__What you should do__. Note every line in the entries that contains the string "true", and copy it.

__Task inputs__.

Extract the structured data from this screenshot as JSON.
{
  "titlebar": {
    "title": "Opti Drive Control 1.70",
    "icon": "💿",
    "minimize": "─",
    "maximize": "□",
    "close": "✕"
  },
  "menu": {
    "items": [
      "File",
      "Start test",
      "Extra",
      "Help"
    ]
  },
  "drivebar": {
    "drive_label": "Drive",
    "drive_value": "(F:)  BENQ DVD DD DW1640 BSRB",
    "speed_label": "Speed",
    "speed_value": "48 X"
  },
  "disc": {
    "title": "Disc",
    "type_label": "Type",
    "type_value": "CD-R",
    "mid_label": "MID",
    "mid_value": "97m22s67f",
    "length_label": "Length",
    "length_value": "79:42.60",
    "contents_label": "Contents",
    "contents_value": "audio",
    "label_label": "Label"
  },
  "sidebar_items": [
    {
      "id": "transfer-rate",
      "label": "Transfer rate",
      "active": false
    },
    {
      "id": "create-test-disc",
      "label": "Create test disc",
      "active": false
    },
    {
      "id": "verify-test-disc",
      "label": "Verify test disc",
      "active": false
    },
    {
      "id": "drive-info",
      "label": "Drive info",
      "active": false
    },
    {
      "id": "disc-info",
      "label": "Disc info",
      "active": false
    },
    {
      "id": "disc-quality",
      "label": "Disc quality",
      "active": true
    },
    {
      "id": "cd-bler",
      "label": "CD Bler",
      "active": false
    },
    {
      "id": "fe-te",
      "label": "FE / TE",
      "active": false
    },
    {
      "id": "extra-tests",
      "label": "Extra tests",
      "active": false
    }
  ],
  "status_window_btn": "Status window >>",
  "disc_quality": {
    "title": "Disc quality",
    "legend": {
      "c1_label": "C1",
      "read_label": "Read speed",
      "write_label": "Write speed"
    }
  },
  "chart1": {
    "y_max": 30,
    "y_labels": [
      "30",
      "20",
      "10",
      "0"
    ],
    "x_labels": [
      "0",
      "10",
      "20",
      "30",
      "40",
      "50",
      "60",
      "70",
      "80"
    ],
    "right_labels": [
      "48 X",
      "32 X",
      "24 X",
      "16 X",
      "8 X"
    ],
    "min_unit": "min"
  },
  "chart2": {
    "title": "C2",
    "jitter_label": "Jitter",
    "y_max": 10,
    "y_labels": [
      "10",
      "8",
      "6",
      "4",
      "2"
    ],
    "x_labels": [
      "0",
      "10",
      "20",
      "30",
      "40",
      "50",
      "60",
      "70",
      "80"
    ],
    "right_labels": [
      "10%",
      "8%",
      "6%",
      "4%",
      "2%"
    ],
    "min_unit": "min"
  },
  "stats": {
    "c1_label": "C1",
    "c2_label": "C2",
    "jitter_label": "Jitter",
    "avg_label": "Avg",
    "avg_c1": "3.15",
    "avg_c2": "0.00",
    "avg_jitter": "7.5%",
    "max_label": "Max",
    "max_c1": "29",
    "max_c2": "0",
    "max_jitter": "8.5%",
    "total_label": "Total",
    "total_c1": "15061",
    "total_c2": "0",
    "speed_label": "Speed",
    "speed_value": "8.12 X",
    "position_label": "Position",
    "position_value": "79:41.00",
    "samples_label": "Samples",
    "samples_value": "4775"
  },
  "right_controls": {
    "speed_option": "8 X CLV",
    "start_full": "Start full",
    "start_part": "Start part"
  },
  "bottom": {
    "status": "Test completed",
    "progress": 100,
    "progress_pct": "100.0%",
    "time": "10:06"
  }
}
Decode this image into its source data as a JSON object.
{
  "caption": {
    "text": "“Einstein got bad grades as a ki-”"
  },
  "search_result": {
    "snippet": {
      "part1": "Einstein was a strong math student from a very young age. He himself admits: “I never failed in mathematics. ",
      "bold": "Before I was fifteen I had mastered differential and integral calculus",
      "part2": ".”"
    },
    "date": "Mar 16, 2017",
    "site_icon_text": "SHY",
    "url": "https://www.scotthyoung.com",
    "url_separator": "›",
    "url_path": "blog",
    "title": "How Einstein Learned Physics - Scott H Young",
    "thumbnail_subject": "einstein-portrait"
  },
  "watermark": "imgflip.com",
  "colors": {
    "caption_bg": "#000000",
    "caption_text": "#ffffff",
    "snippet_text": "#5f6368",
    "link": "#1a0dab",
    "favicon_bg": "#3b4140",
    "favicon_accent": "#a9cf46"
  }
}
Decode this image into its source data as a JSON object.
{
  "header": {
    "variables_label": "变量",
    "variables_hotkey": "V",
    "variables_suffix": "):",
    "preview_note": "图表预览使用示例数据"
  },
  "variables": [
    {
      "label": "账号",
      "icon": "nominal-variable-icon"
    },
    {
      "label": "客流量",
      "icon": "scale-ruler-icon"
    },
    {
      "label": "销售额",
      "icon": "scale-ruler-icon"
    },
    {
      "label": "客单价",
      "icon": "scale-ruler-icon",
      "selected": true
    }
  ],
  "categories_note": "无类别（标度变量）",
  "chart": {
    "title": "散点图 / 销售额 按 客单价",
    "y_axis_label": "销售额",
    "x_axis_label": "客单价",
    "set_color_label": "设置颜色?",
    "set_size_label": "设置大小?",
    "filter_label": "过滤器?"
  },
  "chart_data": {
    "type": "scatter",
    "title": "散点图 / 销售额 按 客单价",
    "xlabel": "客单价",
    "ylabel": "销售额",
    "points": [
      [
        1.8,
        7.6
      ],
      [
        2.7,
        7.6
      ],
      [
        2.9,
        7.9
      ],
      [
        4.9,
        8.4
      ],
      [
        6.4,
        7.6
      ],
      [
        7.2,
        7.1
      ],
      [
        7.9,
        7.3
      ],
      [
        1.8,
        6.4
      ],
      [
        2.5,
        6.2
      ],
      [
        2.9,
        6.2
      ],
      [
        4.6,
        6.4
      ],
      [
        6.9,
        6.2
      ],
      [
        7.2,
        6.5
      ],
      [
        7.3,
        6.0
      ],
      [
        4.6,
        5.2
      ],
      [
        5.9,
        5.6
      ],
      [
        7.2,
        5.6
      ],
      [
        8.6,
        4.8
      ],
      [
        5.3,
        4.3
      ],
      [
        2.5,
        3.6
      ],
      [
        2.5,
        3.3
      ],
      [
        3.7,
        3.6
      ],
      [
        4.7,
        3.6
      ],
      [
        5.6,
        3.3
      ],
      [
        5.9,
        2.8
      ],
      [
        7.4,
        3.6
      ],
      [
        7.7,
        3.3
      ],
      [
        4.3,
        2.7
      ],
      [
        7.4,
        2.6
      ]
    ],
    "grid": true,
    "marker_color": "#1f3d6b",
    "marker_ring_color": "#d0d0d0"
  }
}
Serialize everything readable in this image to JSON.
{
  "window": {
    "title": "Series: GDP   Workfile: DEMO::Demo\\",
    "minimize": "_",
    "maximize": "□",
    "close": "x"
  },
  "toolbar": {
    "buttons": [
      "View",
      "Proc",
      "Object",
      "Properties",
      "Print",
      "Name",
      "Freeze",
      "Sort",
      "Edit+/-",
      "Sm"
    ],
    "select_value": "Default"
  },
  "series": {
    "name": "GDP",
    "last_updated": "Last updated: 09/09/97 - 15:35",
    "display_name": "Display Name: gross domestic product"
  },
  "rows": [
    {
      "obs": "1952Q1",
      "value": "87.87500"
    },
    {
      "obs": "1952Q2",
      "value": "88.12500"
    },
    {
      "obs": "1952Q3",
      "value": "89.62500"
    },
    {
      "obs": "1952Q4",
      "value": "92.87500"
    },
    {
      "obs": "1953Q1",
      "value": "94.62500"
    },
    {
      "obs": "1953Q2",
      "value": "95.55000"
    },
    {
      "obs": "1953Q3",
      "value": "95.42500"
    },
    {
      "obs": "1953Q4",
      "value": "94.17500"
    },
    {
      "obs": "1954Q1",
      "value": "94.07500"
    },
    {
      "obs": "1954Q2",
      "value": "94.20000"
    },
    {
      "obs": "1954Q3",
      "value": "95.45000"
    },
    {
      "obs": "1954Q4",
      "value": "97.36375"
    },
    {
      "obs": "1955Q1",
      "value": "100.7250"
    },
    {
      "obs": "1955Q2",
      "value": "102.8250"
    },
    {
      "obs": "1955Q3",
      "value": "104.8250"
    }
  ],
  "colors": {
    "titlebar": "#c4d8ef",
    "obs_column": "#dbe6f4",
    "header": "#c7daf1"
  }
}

__Exercise response__.
      "active": true
      "selected": true
    "grid": true,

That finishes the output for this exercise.